_WORK REQUEST_
Restate the data below word for word, leaving nothing out.

_DATASET CONTENT_
[Start of section]
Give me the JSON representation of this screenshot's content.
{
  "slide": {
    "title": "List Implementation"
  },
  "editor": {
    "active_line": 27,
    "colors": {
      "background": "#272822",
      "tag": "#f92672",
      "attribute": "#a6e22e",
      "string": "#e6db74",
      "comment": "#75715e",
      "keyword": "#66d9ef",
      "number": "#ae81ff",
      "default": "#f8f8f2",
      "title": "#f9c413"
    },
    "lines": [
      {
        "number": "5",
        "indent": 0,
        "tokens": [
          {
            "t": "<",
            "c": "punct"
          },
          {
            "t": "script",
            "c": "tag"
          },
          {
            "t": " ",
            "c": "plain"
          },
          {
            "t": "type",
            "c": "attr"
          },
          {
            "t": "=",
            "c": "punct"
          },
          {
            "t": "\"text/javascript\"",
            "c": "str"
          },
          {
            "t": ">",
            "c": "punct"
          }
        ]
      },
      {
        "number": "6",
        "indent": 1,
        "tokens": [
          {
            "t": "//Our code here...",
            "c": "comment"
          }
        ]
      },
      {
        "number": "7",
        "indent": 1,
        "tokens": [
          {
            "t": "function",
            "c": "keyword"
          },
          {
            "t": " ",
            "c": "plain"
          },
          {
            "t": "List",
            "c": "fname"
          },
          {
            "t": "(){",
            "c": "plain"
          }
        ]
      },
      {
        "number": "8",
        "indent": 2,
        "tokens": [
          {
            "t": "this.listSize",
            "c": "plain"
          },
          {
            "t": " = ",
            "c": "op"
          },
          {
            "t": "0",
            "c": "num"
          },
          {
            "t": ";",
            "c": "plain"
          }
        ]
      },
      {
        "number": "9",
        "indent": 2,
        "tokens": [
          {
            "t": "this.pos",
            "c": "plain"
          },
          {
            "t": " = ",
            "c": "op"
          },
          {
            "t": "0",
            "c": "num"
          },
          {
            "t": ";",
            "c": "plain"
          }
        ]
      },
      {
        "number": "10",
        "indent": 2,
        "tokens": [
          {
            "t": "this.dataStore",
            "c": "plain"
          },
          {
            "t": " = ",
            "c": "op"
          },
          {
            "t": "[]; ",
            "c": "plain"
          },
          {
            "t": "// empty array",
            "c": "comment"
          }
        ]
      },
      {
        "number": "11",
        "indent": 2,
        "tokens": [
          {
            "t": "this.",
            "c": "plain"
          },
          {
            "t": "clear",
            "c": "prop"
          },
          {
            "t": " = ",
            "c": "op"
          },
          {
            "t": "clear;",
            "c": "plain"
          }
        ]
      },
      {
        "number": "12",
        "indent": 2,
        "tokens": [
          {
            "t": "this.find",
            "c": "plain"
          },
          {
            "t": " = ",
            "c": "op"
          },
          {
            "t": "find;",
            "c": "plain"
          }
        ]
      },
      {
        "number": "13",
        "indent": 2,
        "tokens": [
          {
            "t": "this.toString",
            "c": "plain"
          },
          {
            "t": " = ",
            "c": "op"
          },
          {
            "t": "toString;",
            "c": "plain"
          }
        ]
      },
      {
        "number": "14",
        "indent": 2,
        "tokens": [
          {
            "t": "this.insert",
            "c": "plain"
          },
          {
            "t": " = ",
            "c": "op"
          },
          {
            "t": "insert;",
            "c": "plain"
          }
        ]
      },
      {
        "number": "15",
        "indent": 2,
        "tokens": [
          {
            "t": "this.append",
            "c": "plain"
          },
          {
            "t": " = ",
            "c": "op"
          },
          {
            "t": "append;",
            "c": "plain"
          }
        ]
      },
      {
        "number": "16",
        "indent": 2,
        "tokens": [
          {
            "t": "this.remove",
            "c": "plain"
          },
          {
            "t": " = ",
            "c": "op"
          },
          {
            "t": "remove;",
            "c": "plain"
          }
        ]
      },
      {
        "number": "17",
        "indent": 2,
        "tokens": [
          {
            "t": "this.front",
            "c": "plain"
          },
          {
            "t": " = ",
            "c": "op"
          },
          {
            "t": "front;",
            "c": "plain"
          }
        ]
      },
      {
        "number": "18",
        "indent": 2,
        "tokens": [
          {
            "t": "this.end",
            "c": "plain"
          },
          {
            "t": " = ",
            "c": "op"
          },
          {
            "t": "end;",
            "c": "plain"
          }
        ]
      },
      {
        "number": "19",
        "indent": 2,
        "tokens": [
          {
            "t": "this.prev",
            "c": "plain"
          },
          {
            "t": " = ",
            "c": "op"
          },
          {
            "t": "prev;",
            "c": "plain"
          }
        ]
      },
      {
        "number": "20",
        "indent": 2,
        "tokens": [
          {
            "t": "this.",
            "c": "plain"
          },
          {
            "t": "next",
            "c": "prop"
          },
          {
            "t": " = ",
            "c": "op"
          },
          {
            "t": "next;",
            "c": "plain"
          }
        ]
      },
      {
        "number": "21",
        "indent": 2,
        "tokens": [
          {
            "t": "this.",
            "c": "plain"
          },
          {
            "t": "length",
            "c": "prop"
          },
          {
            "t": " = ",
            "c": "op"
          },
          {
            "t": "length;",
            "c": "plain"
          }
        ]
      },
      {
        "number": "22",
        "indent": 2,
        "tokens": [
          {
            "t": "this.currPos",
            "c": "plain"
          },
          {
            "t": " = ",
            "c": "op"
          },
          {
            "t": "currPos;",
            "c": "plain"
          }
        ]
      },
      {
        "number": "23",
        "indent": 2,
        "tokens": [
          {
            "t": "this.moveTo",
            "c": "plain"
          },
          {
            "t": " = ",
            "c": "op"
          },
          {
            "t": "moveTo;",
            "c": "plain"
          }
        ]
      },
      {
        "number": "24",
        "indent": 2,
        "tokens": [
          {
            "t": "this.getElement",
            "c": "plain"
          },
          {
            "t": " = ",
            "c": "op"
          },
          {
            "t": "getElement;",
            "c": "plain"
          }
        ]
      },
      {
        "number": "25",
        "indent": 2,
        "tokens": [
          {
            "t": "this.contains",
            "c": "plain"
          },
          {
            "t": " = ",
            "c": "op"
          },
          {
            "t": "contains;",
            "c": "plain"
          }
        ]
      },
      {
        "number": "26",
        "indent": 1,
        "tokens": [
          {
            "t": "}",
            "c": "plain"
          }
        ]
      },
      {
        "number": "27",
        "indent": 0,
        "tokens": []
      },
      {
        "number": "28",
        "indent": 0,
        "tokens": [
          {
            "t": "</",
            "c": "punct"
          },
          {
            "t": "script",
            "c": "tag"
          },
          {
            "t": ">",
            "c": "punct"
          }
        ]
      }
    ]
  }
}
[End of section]
_RESULT_
Give me the JSON representation of this screenshot's content.
{
  "slide": {
    "title": "List Implementation"
  },
  "editor": {
    "active_line": 27,
    "colors": {
      "background": "#272822",
      "tag": "#f92672",
      "attribute": "#a6e22e",
      "string": "#e6db74",
      "comment": "#75715e",
      "keyword": "#66d9ef",
      "number": "#ae81ff",
      "default": "#f8f8f2",
      "title": "#f9c413"
    },
    "lines": [
      {
        "number": "5",
        "indent": 0,
        "tokens": [
          {
            "t": "<",
            "c": "punct"
          },
          {
            "t": "script",
            "c": "tag"
          },
          {
            "t": " ",
            "c": "plain"
          },
          {
            "t": "type",
            "c": "attr"
          },
          {
            "t": "=",
            "c": "punct"
          },
          {
            "t": "\"text/javascript\"",
            "c": "str"
          },
          {
            "t": ">",
            "c": "punct"
          }
        ]
      },
      {
        "number": "6",
        "indent": 1,
        "tokens": [
          {
            "t": "//Our code here...",
            "c": "comment"
          }
        ]
      },
      {
        "number": "7",
        "indent": 1,
        "tokens": [
          {
            "t": "function",
            "c": "keyword"
          },
          {
            "t": " ",
            "c": "plain"
          },
          {
            "t": "List",
            "c": "fname"
          },
          {
            "t": "(){",
            "c": "plain"
          }
        ]
      },
      {
        "number": "8",
        "indent": 2,
        "tokens": [
          {
            "t": "this.listSize",
            "c": "plain"
          },
          {
            "t": " = ",
            "c": "op"
          },
          {
            "t": "0",
            "c": "num"
          },
          {
            "t": ";",
            "c": "plain"
          }
        ]
      },
      {
        "number": "9",
        "indent": 2,
        "tokens": [
          {
            "t": "this.pos",
            "c": "plain"
          },
          {
            "t": " = ",
            "c": "op"
          },
          {
            "t": "0",
            "c": "num"
          },
          {
            "t": ";",
            "c": "plain"
          }
        ]
      },
      {
        "number": "10",
        "indent": 2,
        "tokens": [
          {
            "t": "this.dataStore",
            "c": "plain"
          },
          {
            "t": " = ",
            "c": "op"
          },
          {
            "t": "[]; ",
            "c": "plain"
          },
          {
            "t": "// empty array",
            "c": "comment"
          }
        ]
      },
      {
        "number": "11",
        "indent": 2,
        "tokens": [
          {
            "t": "this.",
            "c": "plain"
          },
          {
            "t": "clear",
            "c": "prop"
          },
          {
            "t": " = ",
            "c": "op"
          },
          {
            "t": "clear;",
            "c": "plain"
          }
        ]
      },
      {
        "number": "12",
        "indent": 2,
        "tokens": [
          {
            "t": "this.find",
            "c": "plain"
          },
          {
            "t": " = ",
            "c": "op"
          },
          {
            "t": "find;",
            "c": "plain"
          }
        ]
      },
      {
        "number": "13",
        "indent": 2,
        "tokens": [
          {
            "t": "this.toString",
            "c": "plain"
          },
          {
            "t": " = ",
            "c": "op"
          },
          {
            "t": "toString;",
            "c": "plain"
          }
        ]
      },
      {
        "number": "14",
        "indent": 2,
        "tokens": [
          {
            "t": "this.insert",
            "c": "plain"
          },
          {
            "t": " = ",
            "c": "op"
          },
          {
            "t": "insert;",
            "c": "plain"
          }
        ]
      },
      {
        "number": "15",
        "indent": 2,
        "tokens": [
          {
            "t": "this.append",
            "c": "plain"
          },
          {
            "t": " = ",
            "c": "op"
          },
          {
            "t": "append;",
            "c": "plain"
          }
        ]
      },
      {
        "number": "16",
        "indent": 2,
        "tokens": [
          {
            "t": "this.remove",
            "c": "plain"
          },
          {
            "t": " = ",
            "c": "op"
          },
          {
            "t": "remove;",
            "c": "plain"
          }
        ]
      },
      {
        "number": "17",
        "indent": 2,
        "tokens": [
          {
            "t": "this.front",
            "c": "plain"
          },
          {
            "t": " = ",
            "c": "op"
          },
          {
            "t": "front;",
            "c": "plain"
          }
        ]
      },
      {
        "number": "18",
        "indent": 2,
        "tokens": [
          {
            "t": "this.end",
            "c": "plain"
          },
          {
            "t": " = ",
            "c": "op"
          },
          {
            "t": "end;",
            "c": "plain"
          }
        ]
      },
      {
        "number": "19",
        "indent": 2,
        "tokens": [
          {
            "t": "this.prev",
            "c": "plain"
          },
          {
            "t": " = ",
            "c": "op"
          },
          {
            "t": "prev;",
            "c": "plain"
          }
        ]
      },
      {
        "number": "20",
        "indent": 2,
        "tokens": [
          {
            "t": "this.",
            "c": "plain"
          },
          {
            "t": "next",
            "c": "prop"
          },
          {
            "t": " = ",
            "c": "op"
          },
          {
            "t": "next;",
            "c": "plain"
          }
        ]
      },
      {
        "number": "21",
        "indent": 2,
        "tokens": [
          {
            "t": "this.",
            "c": "plain"
          },
          {
            "t": "length",
            "c": "prop"
          },
          {
            "t": " = ",
            "c": "op"
          },
          {
            "t": "length;",
            "c": "plain"
          }
        ]
      },
      {
        "number": "22",
        "indent": 2,
        "tokens": [
          {
            "t": "this.currPos",
            "c": "plain"
          },
          {
            "t": " = ",
            "c": "op"
          },
          {
            "t": "currPos;",
            "c": "plain"
          }
        ]
      },
      {
        "number": "23",
        "indent": 2,
        "tokens": [
          {
            "t": "this.moveTo",
            "c": "plain"
          },
          {
            "t": " = ",
            "c": "op"
          },
          {
            "t": "moveTo;",
            "c": "plain"
          }
        ]
      },
      {
        "number": "24",
        "indent": 2,
        "tokens": [
          {
            "t": "this.getElement",
            "c": "plain"
          },
          {
            "t": " = ",
            "c": "op"
          },
          {
            "t": "getElement;",
            "c": "plain"
          }
        ]
      },
      {
        "number": "25",
        "indent": 2,
        "tokens": [
          {
            "t": "this.contains",
            "c": "plain"
          },
          {
            "t": " = ",
            "c": "op"
          },
          {
            "t": "contains;",
            "c": "plain"
          }
        ]
      },
      {
        "number": "26",
        "indent": 1,
        "tokens": [
          {
            "t": "}",
            "c": "plain"
          }
        ]
      },
      {
        "number": "27",
        "indent": 0,
        "tokens": []
      },
      {
        "number": "28",
        "indent": 0,
        "tokens": [
          {
            "t": "</",
            "c": "punct"
          },
          {
            "t": "script",
            "c": "tag"
          },
          {
            "t": ">",
            "c": "punct"
          }
        ]
      }
    ]
  }
}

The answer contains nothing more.